As stated at the beginning, there’s one thing that initially stood out to me, on the PlayStation platforms you have to buy both the PS4 and PS5 versions individually, there’s no Cross-buy enabled, yet over on Xbox, they’re using Smart Delivery so it’s one purchase for both editions. As such, I don’t know why the publisher, Plug In Digital, chose to do it like this – other indie publishers such as Lightwood Games, Ratalaika Games and 10Tons all have Cross-buy on their PS4 and PS5 games.
Another thing I noticed is that the Xbox Store lists the game as having a 120fps mode – this isn’t present on the PS5, it runs at (what appears to be) 4K and 60fps. I’m not fussed about this as my TV only does 1080p at 120fps, but it seems strange that the option may only be on Xbox and not the PS5.
In terms of performance, it’s not the greatest on the PS5 in one instance, using the camera. The camera, when you open it, has a dynamic bokeh depth of field effect, adjusting as you point it at people, objects, or animals, blurring the background to enable professional-looking photos. However, this effect seems to be a bit taxing as it causes the framerate to drop quite sharply if you have the camera up and start looking around. If you move the camera slowly, it’s not too bad, but if you’re tracking an animal as it runs or flies away, you can feel the stutter. This was the only instance where I noticed any slowdown though.

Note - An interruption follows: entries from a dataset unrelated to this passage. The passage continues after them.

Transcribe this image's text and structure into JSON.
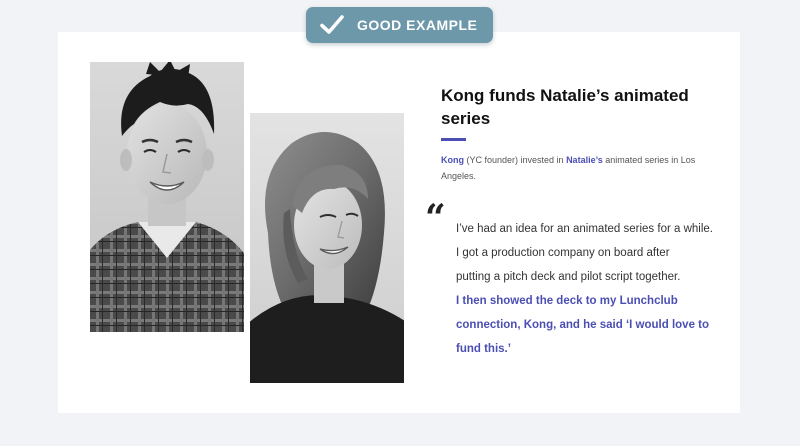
{
  "badge": {
    "label": "GOOD EXAMPLE",
    "icon": "check-icon",
    "color": "#6c98aa"
  },
  "story": {
    "headline": "Kong funds Natalie’s animated series",
    "summary": {
      "name_1": "Kong",
      "mid_1": " (YC founder) invested in ",
      "name_2": "Natalie’s",
      "end": " animated series in Los Angeles."
    },
    "quote_mark": "“",
    "quote_lines": [
      "I’ve had an idea for an animated series for a while.",
      "I got a production company on board after",
      "putting a pitch deck and pilot script together."
    ],
    "quote_highlight_lines": [
      "I then showed the deck to my Lunchclub",
      "connection, Kong, and he said ‘I would love to",
      "fund this.’"
    ],
    "accent_color": "#4b4fb3"
  },
  "photos": [
    {
      "icon": "portrait-kong"
    },
    {
      "icon": "portrait-natalie"
    }
  ]
}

Also, on a side note – the pictures you take in the game can’t be viewed at any point, there’s no album or automatic addition to the console’s photo gallery. As there’s no actual ‘photo mode’, it would have been great if taking pictures actually saved the photo you took as an image on your console (like the newer Yakuza games). This isn’t a big issue, just something I wished was a feature.
In terms of the atmosphere, the music and ambient noises make the game a delight to play. The handy ‘voice’ option in your notebook allows you to listen to the calls of each animal beforehand so that you can listen out for them when exploring, making tracking them down even more fun and immersive. I do wish the characters had voices, rather than just text, but it doesn’t affect the gameplay or take anything away from the charming dialogue as the characters personalities can easily be imagined through how they ‘talk’ to one another.
I really enjoyed my time with Alba: A Wildlife Adventure, it was a casual escape from my lockdown home-based prison which I’ve been stuck in for over a year. Exploring the small island, talking to the inhabitants, saving animals in need, and generally being a very helpful young child was a very wholesome and relaxing experience. I would have liked the game to be a little more educational and informative, allowing younger children to learn things as they play this beautiful game, but the lack of detailed information never affected my enjoyment. If you’re looking for a casual game where you can soak in the atmosphere, charm, and wholesomeness of cleaning up and helping animals in need, check out Alba: A Wildlife Adventure today – out now on pretty much every platform!
Alba: A Wildlife Adventure£15.99
- - Adorable characters in a very colourful world
- - Casual gameplay that lets you go as fast or slow as you wish, either progressing with the story or exploring the island
- - The music and ambient noises immerse you, making the game very relaxing to play
- - Suitable for people of all ages thanks to it's simple gameplay and bold visuals
- - Very wholesome and a delight to play
- - No Cross-buy, both the PS4 and PS5 versions are individual purchases
- - No educational information for the animals you take pictures of, having this would have made cataloguing them more fun and exciting in my opinion
- - If the listing is correct, it appears the Xbox Series version has a 120fps mode which isn't present on the PS5 version
- - There are some performance issues when looking aorund with your camera out, possibly due to the dynamic depth of field effect
- - The in-game camera doesn't actually take pictures and store them in your gallery or an album you can look though